[Exercise material — start]

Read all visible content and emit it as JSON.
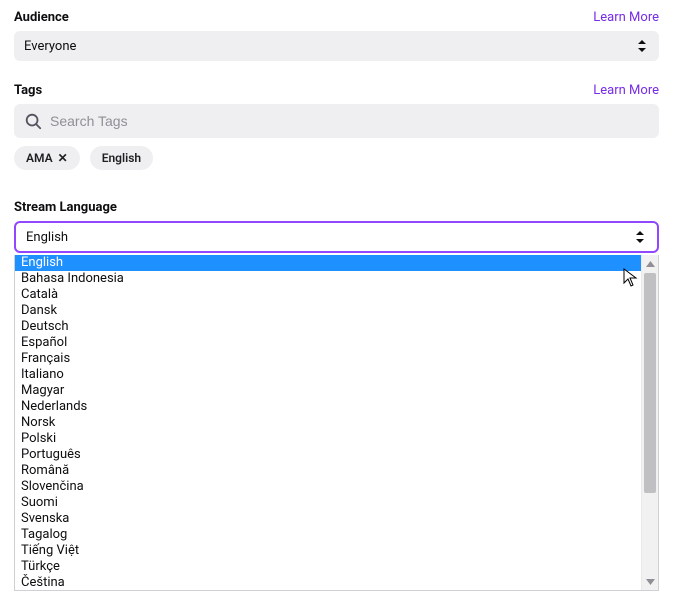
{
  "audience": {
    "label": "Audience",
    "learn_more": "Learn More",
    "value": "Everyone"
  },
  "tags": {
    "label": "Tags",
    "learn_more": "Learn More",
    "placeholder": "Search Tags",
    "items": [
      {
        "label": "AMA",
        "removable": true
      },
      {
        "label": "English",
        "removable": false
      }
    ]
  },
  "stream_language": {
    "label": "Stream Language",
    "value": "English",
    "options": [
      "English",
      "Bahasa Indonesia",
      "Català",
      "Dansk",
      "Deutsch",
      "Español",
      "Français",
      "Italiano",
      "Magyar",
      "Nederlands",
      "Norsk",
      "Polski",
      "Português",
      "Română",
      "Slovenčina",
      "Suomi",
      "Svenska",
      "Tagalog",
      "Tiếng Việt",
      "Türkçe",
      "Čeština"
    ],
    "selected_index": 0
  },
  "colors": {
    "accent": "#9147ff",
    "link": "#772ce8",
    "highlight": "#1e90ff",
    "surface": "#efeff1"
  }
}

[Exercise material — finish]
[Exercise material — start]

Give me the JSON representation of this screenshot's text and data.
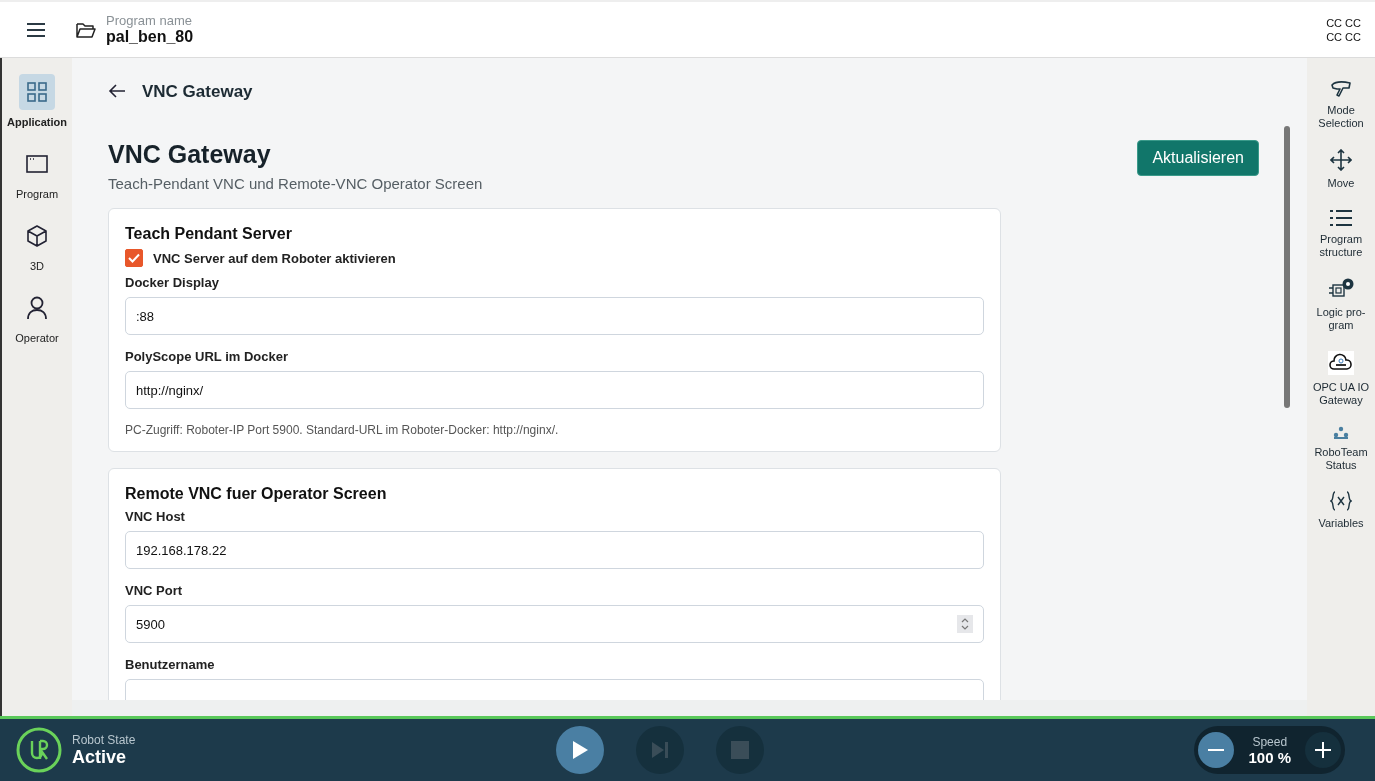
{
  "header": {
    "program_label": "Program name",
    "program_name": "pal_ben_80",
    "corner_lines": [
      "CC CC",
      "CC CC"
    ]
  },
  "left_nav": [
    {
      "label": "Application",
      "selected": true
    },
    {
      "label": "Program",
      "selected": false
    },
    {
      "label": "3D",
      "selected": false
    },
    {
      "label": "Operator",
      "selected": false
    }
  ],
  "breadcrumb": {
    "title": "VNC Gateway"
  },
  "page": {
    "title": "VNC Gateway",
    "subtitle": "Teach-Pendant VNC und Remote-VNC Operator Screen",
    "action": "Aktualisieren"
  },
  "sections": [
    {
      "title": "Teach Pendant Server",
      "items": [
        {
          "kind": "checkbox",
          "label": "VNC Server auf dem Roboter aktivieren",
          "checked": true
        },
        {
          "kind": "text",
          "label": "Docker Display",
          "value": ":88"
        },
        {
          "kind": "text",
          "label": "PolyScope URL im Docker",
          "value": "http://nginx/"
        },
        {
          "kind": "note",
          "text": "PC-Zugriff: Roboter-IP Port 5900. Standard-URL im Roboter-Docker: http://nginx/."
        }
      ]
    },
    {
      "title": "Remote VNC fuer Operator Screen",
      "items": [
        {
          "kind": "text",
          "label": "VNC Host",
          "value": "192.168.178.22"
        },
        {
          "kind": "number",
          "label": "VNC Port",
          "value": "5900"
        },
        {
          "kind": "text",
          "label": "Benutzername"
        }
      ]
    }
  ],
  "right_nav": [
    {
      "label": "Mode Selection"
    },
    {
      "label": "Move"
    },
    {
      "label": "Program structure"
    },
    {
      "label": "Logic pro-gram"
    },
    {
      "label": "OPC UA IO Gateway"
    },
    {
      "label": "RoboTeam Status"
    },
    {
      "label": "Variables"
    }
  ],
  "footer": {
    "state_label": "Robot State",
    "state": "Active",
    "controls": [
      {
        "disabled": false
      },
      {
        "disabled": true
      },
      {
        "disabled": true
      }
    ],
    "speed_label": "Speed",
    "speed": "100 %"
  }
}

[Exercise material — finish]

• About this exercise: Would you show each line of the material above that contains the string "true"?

• Task response:
        "removable": true
      "selected": true
          "checked": true
        "disabled": true
        "disabled": true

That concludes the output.